Mar 13, 2020 - Economy & Business

The world needs Trump to save it from a coronavirus-induced recession

The Fed has clearly gotten the message being sent from financial markets — "OMFG!!!" — and has acted accordingly.

The state of play: The U.S. central bank is responding to the coronavirus outbreak as if the country is in a crisis, first by declaring an emergency 50 basis point rate cut last week, and on Thursday by announcing $1.5 trillion in injections to the systemically important repo market, on top of already increased funding injections.

  • Congress and the White House are not on the same page and have committed what one former Fed official called "gross negligence" with their response so far.

Why it matters: A recession is starting to shift from possible to overwhelmingly likely with the only question being how bad things will get.

What's happening: "At best the Fed can buy time in the markets and put a floor in the selloff, but a fiscal response is required," Nela Richardson, investment strategist at Edward Jones, tells Axios. "This is a biological event. This problem did not start in the financial markets and the solution won't be found there."

  • Danielle DiMartino Booth, CEO of Quill Intelligence and a former adviser to the Dallas Fed, is expecting "crisis era" policies from the Fed, but Thursday's market selloff — the worst since 1987's historic Black Monday — shows just how limited the central bank is.
  • "The Fed loaded and fired a bazooka and it was not a big enough shock to stanch the bloodletting in the stock and more importantly, credit markets," she tells Axios.

Between the lines: The wave of red on Wall Street — the S&P 500 has fallen 27% from its record high, set just weeks ago — is not an assessment of the economy, Jim Paulsen, chief investment strategist at The Leuthold Group, says.

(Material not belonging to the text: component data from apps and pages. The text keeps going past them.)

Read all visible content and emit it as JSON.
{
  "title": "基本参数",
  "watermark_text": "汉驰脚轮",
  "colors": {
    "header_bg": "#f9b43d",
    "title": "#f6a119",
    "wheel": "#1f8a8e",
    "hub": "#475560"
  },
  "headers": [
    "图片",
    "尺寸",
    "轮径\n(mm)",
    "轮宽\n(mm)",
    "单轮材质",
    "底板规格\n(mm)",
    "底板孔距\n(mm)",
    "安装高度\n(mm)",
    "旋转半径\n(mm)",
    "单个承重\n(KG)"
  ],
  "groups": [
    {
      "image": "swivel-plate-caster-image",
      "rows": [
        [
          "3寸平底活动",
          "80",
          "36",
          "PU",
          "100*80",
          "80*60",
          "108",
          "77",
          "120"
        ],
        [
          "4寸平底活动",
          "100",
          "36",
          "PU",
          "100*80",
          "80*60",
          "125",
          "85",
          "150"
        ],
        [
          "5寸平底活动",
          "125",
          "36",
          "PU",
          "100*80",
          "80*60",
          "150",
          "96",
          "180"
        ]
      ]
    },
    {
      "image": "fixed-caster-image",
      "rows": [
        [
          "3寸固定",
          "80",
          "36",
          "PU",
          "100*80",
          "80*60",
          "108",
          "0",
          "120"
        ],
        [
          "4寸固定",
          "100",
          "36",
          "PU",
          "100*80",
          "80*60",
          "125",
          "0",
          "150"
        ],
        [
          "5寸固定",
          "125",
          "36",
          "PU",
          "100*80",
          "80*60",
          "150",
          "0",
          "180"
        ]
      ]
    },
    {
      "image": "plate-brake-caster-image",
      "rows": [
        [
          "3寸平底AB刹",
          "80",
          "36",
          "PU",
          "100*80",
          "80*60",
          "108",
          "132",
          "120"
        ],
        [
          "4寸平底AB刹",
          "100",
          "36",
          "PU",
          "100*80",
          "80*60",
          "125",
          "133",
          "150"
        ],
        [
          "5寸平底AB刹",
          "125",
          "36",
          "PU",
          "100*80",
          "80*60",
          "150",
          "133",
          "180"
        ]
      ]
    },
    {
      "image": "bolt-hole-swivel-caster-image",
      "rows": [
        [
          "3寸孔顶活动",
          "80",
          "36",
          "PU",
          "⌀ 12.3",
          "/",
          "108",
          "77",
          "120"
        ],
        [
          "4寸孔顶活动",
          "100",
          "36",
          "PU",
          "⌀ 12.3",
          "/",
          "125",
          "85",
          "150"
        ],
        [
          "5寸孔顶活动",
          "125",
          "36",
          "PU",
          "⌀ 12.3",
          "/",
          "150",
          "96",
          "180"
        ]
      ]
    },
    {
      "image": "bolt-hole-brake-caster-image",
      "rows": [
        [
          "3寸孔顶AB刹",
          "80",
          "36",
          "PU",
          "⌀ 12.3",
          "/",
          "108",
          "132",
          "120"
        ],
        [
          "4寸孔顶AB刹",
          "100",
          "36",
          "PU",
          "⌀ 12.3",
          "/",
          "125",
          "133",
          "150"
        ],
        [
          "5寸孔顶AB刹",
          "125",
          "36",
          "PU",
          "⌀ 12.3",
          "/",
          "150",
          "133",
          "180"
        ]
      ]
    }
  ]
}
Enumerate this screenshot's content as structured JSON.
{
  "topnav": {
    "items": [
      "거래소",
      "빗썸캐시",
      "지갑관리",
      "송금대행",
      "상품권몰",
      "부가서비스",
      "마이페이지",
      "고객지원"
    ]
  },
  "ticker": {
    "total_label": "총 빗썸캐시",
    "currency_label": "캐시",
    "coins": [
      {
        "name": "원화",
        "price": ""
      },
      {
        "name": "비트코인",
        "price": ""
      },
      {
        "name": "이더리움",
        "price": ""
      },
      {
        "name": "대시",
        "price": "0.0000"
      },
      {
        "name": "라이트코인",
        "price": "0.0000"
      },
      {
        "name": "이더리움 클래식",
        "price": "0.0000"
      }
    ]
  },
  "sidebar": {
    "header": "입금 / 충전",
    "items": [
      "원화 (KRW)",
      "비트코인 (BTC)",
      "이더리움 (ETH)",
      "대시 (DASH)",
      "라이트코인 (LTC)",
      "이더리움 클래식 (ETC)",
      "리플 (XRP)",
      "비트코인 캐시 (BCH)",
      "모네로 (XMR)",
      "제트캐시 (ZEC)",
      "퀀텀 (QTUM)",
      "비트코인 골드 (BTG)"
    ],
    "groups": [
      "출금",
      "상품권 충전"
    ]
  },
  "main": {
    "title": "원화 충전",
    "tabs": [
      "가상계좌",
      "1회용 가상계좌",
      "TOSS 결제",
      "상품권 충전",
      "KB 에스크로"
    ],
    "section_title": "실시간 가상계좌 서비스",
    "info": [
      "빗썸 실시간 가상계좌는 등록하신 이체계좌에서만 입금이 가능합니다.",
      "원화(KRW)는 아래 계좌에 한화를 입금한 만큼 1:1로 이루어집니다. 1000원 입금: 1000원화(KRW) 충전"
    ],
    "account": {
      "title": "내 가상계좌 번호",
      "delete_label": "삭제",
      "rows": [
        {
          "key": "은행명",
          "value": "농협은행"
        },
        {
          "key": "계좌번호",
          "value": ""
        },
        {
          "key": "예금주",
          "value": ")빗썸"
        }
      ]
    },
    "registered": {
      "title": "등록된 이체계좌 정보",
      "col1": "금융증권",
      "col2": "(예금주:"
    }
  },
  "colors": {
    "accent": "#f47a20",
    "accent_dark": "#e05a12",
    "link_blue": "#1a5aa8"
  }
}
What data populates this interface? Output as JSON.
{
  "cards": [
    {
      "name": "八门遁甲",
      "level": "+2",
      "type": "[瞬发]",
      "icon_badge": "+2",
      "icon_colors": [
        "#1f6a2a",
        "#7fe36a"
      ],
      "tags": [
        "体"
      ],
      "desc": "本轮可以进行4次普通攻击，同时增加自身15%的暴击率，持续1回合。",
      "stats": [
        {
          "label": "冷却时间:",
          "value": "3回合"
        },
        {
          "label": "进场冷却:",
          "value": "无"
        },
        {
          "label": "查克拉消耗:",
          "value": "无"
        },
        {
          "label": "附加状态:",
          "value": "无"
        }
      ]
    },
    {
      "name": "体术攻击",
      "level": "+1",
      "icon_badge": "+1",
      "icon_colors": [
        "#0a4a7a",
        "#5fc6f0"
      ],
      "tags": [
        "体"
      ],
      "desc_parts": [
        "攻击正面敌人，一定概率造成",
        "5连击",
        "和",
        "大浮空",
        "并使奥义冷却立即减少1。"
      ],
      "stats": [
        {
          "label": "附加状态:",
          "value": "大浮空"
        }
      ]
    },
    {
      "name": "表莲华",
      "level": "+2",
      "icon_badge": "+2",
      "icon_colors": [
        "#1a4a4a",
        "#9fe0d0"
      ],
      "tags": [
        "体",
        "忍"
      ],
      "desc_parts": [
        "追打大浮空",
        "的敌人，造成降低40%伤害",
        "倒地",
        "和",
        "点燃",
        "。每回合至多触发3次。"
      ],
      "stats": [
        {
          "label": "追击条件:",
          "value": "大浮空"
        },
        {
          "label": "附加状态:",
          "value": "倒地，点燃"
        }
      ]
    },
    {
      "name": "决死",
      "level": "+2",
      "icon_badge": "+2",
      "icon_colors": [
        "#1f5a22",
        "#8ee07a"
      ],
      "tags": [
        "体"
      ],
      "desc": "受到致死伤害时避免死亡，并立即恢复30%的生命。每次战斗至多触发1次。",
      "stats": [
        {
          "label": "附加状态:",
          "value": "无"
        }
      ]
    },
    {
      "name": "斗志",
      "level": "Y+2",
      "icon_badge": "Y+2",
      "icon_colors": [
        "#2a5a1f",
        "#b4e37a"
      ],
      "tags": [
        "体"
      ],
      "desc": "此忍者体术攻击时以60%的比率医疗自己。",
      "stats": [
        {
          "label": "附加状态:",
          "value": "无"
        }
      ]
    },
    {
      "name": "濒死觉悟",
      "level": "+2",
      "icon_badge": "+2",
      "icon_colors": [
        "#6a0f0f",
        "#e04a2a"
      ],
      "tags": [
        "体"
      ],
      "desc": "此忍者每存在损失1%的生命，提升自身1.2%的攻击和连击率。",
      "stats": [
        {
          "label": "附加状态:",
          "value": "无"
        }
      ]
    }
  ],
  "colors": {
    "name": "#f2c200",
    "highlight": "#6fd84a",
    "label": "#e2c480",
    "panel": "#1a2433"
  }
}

  • "There is no explanation for why the market is falling 5-10% a day," he tells Axios. "We’re not trading on any kind of reason or sanity, it’s just emotion and panic at the moment."

The bottom line: "The Fed will soon be largely sidelined," Mark Zandi, chief economist at Moody's Analytics, says in an email. "The onus for saving the economy from recession is now squarely on the Trump administration and Congress to provide a large, timely and well thought out fiscal stimulus."

  • Asked how confident he is it would get done, Zandi echoed the response of most economists who have spoken to Axios since the market meltdown began.
  • "Not confident at all. Recession is more than likely."

Go deeper: What the Fed has learned about the coronavirus outbreak

Go deeper

The Fed's $1.5 trillion injection may be just the beginning

Data: Investing.com; Chart: Axios Visuals

The Fed's actions on Thursday appear to have had a significant impact on the bond market and the currency market, where the dollar has reversed its slide against most major currencies after touching monthslong lows earlier this week.

The state of play: The dollar index, which measures the greenback's value against six global peers like the euro and Japanese yen, rose 1% Thursday.

Market overwhelmingly expects rate cut next month

Data: CME Group; Chart: Naema Ahmed/Axios

In one week, futures traders have gone from seeing virtually no chance of a rate cut at the Fed's next policy meeting to a more than three-quarters likelihood.

Why it matters: Economists aren't sure a rate cut would be effective at offsetting the damage from the coronavirus outbreak, and would put the Fed in a weaker position to bolster the economy should the U.S. fall into a recession.

Goldman Sachs expects a full percentage point of rate cuts from the Fed

Fed Chairman Jerome Powell. Photo: Sarah Silbiger/Getty Images

Fed chair Jerome Powell's statement on Friday afternoon that the U.S. central bank was "closely monitoring developments" and would "act as appropriate to support the economy" has eliminated any doubt that the Fed will cut U.S. interest rates at its meeting on March 17–18.

What we're hearing: "A Fed cut in March appears nearly certain," analysts at Goldman Sachs said in a late Sunday note to clients.